Today the Korean War memorial is being used for the same purpose it did ten years ago and that is to honor members of the United States Armed Forces who served in the Korean War. There are 19 life like stainless steel statues that are all a little over 7 feet tall and weight nearly 1,000 pounds. They represent an American squad on patrol in Korea. Juniper bushes and strips of granite represent the rugged terrain in Korea.
There is a 164 foot long, 8 inch thick highly polished "Academy Black" granite wall that weights more than 100 tons. More than 2,500 photographic, images are sandblasted onto the wall representing the land, sea and air troops who supported those who fought in the war. There is a Pool of Remembrance to honor the dead and missing, in the pool area there is a peninsula it symbolizes the Republic of Korea, which is a peninsula The Soldier’s ponchos look like they are blowing in the wind; this represents the harsh weather in Korea.
The statues are different ethnic groups such as African American, Caucasian, Native American, Hispanic, and Asian. The southern area of the memorial has Sharon hibiscus plants because that is the national flower of South Korea.

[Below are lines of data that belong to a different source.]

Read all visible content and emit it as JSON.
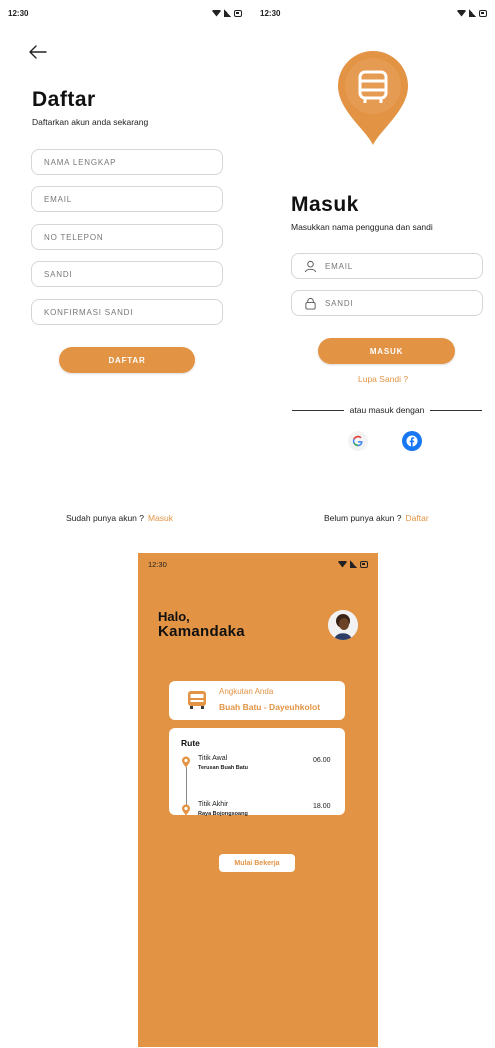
{
  "register": {
    "status_time": "12:30",
    "title": "Daftar",
    "subtitle": "Daftarkan akun anda sekarang",
    "fields": {
      "name": "NAMA LENGKAP",
      "email": "EMAIL",
      "phone": "NO TELEPON",
      "password": "SANDI",
      "confirm": "KONFIRMASI SANDI"
    },
    "submit_label": "DAFTAR",
    "footer_text": "Sudah punya akun ?",
    "footer_link": "Masuk"
  },
  "login": {
    "status_time": "12:30",
    "title": "Masuk",
    "subtitle": "Masukkan nama pengguna dan sandi",
    "fields": {
      "email": "EMAIL",
      "password": "SANDI"
    },
    "submit_label": "MASUK",
    "forgot_label": "Lupa Sandi ?",
    "divider_text": "atau masuk dengan",
    "footer_text": "Belum punya akun ?",
    "footer_link": "Daftar"
  },
  "home": {
    "status_time": "12:30",
    "greeting_line1": "Halo,",
    "greeting_line2": "Kamandaka",
    "vehicle_label": "Angkutan Anda",
    "vehicle_route": "Buah Batu - Dayeuhkolot",
    "route_title": "Rute",
    "stops": [
      {
        "name": "Titik Awal",
        "detail": "Terusan Buah Batu",
        "time": "06.00"
      },
      {
        "name": "Titik Akhir",
        "detail": "Raya Bojongsoang",
        "time": "18.00"
      }
    ],
    "start_label": "Mulai Bekerja"
  },
  "colors": {
    "accent": "#e39344",
    "google_blue": "#4285f4",
    "facebook_blue": "#1877f2"
  }
}
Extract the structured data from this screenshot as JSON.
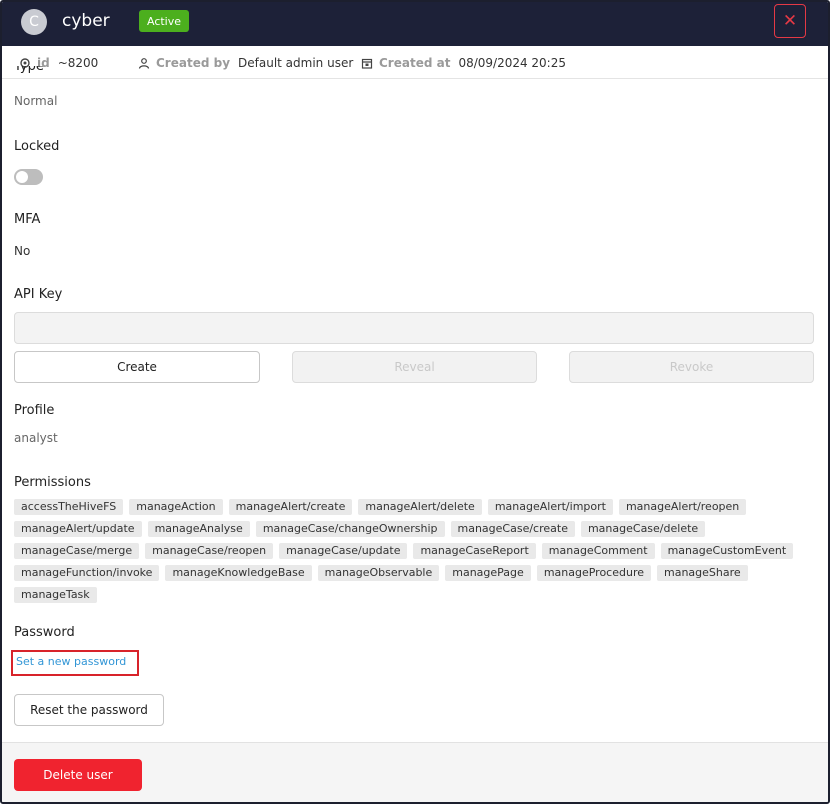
{
  "header": {
    "avatar_initial": "C",
    "username": "cyber",
    "status": "Active"
  },
  "meta": {
    "id_label": "id",
    "id_value": "~8200",
    "created_by_label": "Created by",
    "created_by_value": "Default admin user",
    "created_at_label": "Created at",
    "created_at_value": "08/09/2024 20:25"
  },
  "fields": {
    "type_label": "Type",
    "type_value": "Normal",
    "locked_label": "Locked",
    "locked_on": false,
    "mfa_label": "MFA",
    "mfa_value": "No",
    "apikey_label": "API Key",
    "apikey_value": "",
    "create_label": "Create",
    "reveal_label": "Reveal",
    "revoke_label": "Revoke",
    "profile_label": "Profile",
    "profile_value": "analyst",
    "permissions_label": "Permissions",
    "password_label": "Password",
    "set_password_label": "Set a new password",
    "reset_password_label": "Reset the password"
  },
  "permissions": [
    [
      "accessTheHiveFS",
      "manageAction",
      "manageAlert/create",
      "manageAlert/delete",
      "manageAlert/import",
      "manageAlert/reopen"
    ],
    [
      "manageAlert/update",
      "manageAnalyse",
      "manageCase/changeOwnership",
      "manageCase/create",
      "manageCase/delete"
    ],
    [
      "manageCase/merge",
      "manageCase/reopen",
      "manageCase/update",
      "manageCaseReport",
      "manageComment",
      "manageCustomEvent"
    ],
    [
      "manageFunction/invoke",
      "manageKnowledgeBase",
      "manageObservable",
      "managePage",
      "manageProcedure",
      "manageShare"
    ],
    [
      "manageTask"
    ]
  ],
  "footer": {
    "delete_label": "Delete user"
  },
  "colors": {
    "topbar": "#1d2138",
    "active_badge": "#4caf1e",
    "danger": "#f0232f",
    "link": "#3296d6"
  }
}
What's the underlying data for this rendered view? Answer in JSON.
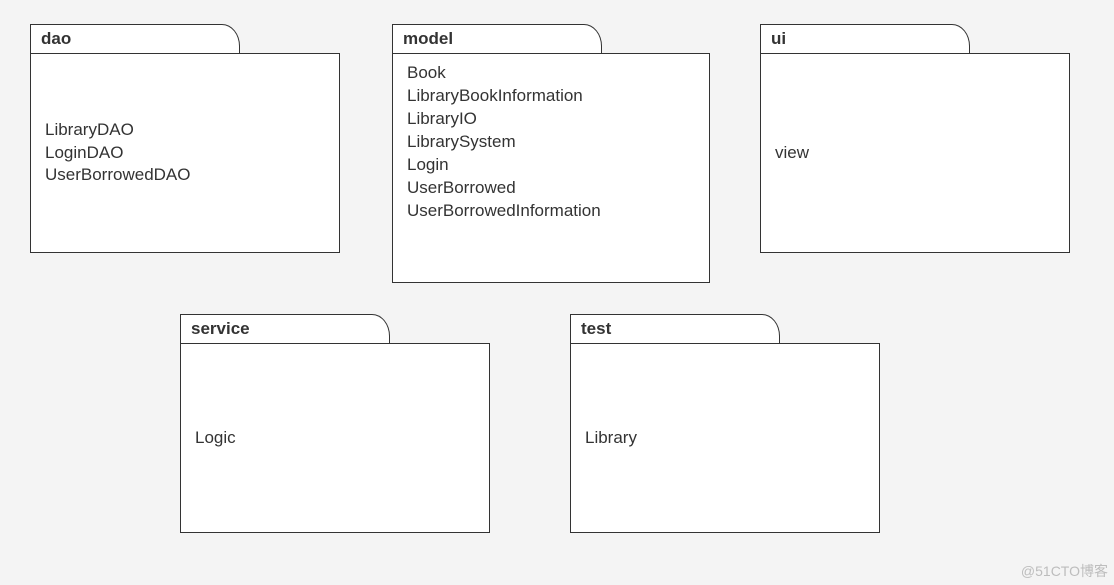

The total cost for the Korean war memorial was 16.5 million dollars. The memorial memorialized the Korean war (from 1950 to 1953). The memorial is in the form of a triangle intersecting a circle. Next to the “Pool of Remembrance” there is a list of the number of American and United Nation’s soldiers killed, wounded, missing in action, and pows. In 1993 the two-ton memorial was set in place by a helicopter.